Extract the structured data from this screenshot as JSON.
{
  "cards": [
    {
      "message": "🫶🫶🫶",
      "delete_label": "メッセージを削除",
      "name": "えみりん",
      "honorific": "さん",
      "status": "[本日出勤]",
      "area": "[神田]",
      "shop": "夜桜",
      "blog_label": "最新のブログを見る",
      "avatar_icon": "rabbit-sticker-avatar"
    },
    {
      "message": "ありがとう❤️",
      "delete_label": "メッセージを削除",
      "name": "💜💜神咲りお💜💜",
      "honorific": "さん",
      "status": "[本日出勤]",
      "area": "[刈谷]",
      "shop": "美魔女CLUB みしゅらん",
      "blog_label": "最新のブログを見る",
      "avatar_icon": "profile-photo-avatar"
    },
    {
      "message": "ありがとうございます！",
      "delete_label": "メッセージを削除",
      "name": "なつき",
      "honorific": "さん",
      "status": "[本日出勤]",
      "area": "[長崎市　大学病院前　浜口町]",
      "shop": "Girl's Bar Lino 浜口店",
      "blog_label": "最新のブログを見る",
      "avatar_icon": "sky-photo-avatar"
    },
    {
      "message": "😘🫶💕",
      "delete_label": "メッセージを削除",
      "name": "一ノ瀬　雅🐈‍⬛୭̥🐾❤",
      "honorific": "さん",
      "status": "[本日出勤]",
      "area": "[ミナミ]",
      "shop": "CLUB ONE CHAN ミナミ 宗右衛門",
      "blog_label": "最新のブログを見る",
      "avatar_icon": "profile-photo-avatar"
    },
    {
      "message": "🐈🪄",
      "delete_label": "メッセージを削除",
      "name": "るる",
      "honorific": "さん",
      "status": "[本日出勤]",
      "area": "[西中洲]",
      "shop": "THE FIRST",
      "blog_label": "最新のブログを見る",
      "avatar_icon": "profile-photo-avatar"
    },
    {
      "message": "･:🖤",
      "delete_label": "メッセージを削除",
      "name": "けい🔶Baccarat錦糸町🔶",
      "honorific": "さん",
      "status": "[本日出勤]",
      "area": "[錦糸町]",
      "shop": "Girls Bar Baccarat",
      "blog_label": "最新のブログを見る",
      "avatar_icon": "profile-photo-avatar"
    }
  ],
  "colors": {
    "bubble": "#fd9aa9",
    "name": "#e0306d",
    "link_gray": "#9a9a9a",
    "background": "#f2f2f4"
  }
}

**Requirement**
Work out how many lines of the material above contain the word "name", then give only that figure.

**Task response**
7